The lesson of the book is summed up in a single sentence. "If there is any single moral to the tales it is that for all but one of these entities failure was preceded by great success," writes Professor Sobel. Corporate hubris is the begetter of corporate hell. Herein lies the great paradox of business life: Ever-larger successes bring ever-increasing chances of dramatic failure. In business, a single decision can plunge a company down the precipice.
The mighty inevitably fall. They fall because they are human. Human folly and ineptitude do not mysteriously halt at the boardroom door. Typical is the tale of the RCA Corporation, bluntly entitled "The Blunder of Nepotism." In 1965 RCA's chief, Robert Sarnoff, took over a company that was performing well in broadcasting, manufacturing and recording. It was also moving into the fledgling computer market. The future looked promising. Then Mr. Sarnoff, son of the legendary General David Sarnoff, took the fashionable route for the 1960's and tried to turn RCA from its main business as owner of the National Broadcasting Company into the International Telephone and Telegraph Company through a series of gloriously ill-advised acquisitions.
In 1967, RCA bought Arnold Palmer Enterprises. "Perhaps someone at the network thought it would be a good idea to have Palmer on board in some capacity," recalled an executive. "Or it might have been they wanted to play golf with him. Also, Arnold Palmer was a hell of a better symbol than Nipper the dog for the 1960's." As it transpired, RCA would have been better sticking with Nipper the dog. RCA also bought Hertz, a frozen-foods packaging company, a real-estate company and then a carpet maker. "He would take great intuitive leaps from an unwarranted assumption to a foregone conclusion," lamented one of Mr. Sarnoff's colleagues.
Offering more intriguing lessons is the story of the Jos. Schlitz Brewing Company. In the 1960's and early 1970's, Schlitz was (according to the management textbooks) doing many things right, if you overlook its predictably disastrous adventures into Chilean fishmeal production. It had carefully honed its production methods so that while its chief competitor, Anheuser-Busch, spent huge amounts on new plants during the 1960's, Schlitz still managed to produce beer more economically. It cut costs and refined processes. In 1974, the brewer came up with another brilliant cost-cutting strategy — a process that made brewing significantly quicker and cheaper. Then it tinkered with the ingredients again to save yet more money. The cocktail of chemicals reacted and made the beer milky. Consumer confidence never recovered and Schlitz disappeared into oblivion.

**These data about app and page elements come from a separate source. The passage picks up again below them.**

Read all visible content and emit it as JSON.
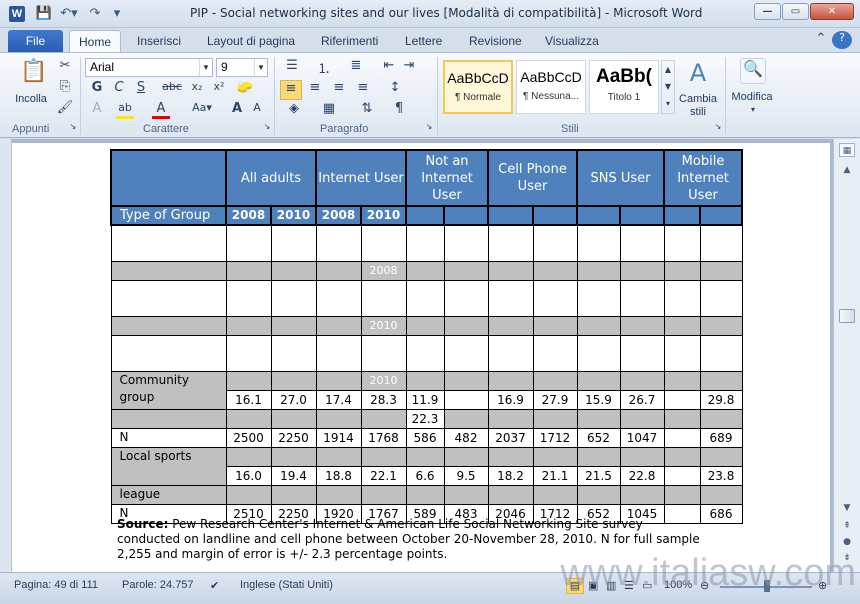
{
  "window": {
    "title": "PIP - Social networking sites and our lives [Modalità di compatibilità]  -  Microsoft Word",
    "app_icon": "W"
  },
  "quick_access": {
    "save_icon": "save-icon",
    "undo_icon": "undo-icon",
    "redo_icon": "redo-icon",
    "customize_icon": "customize-icon"
  },
  "tabs": [
    "File",
    "Home",
    "Inserisci",
    "Layout di pagina",
    "Riferimenti",
    "Lettere",
    "Revisione",
    "Visualizza"
  ],
  "ribbon": {
    "clipboard": {
      "paste_label": "Incolla",
      "group": "Appunti"
    },
    "font": {
      "name": "Arial",
      "size": "9",
      "group": "Carattere"
    },
    "paragraph": {
      "group": "Paragrafo"
    },
    "styles": {
      "group": "Stili",
      "items": [
        {
          "sample": "AaBbCcD",
          "name": "¶ Normale"
        },
        {
          "sample": "AaBbCcD",
          "name": "¶ Nessuna..."
        },
        {
          "sample": "AaBb(",
          "name": "Titolo 1"
        }
      ],
      "change_label": "Cambia stili"
    },
    "editing": {
      "label": "Modifica"
    }
  },
  "table": {
    "headers": [
      "All adults",
      "Internet User",
      "Not an Internet User",
      "Cell Phone User",
      "SNS User",
      "Mobile Internet User"
    ],
    "subheader": {
      "label": "Type of Group",
      "years": [
        "2008",
        "2010",
        "2008",
        "2010"
      ]
    },
    "rows": [
      {
        "label": "Community group",
        "values": [
          "16.1",
          "27.0",
          "17.4",
          "28.3",
          "11.9",
          "",
          "16.9",
          "27.9",
          "15.9",
          "26.7",
          "",
          "29.8"
        ],
        "extra": "22.3",
        "n": [
          "2500",
          "2250",
          "1914",
          "1768",
          "586",
          "482",
          "2037",
          "1712",
          "652",
          "1047",
          "",
          "689"
        ]
      },
      {
        "label": "Local sports",
        "values": [
          "16.0",
          "19.4",
          "18.8",
          "22.1",
          "6.6",
          "9.5",
          "18.2",
          "21.1",
          "21.5",
          "22.8",
          "",
          "23.8"
        ],
        "label2": "league",
        "n": [
          "2510",
          "2250",
          "1920",
          "1767",
          "589",
          "483",
          "2046",
          "1712",
          "652",
          "1045",
          "",
          "686"
        ]
      }
    ],
    "n_label": "N",
    "ghost": [
      "2008",
      "2010",
      "2010"
    ]
  },
  "source": {
    "bold": "Source:",
    "text": " Pew Research Center's Internet & American Life Social Networking Site survey conducted on landline and cell phone between October 20-November 28, 2010. N for full sample 2,255 and margin of error is +/- 2.3 percentage points."
  },
  "status": {
    "page": "Pagina: 49 di 111",
    "words": "Parole: 24.757",
    "language": "Inglese (Stati Uniti)",
    "zoom": "100%"
  },
  "watermark": "www.italiasw.com"
}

As the Schlitz story demonstrates, when it comes, failure happens quickly. Businesses vanish in front of their creators' eyes. In April 1981, Adam Osborne showed off the Osborne 1 computer for the first time. Sales flooded in and, by September 1981, his company was recording monthly sales of more than $1 million. The Osborne 1 and Adam Osborne seemed to be at the forefront of the technological revolution. The confident and cheerfully opinionated Mr. Osborne appeared to be a man of his times. "From brags to riches," read one magazine headline. It was a brief glimpse of what might have been. During 1982, Osborne Computer reported losses of $8 million. It was soon bankrupt, an historical footnote.
Failure is always human. Professor Sobel accurately captures the human sadness of some of the stories. In When Giants Stumble there is none of the desperate searching for meaning that bedevils so many business books. There is no smart thesis or hidden agenda. There is just the discomforting reality of executives making the wrong decisions.
Reprint No. 99311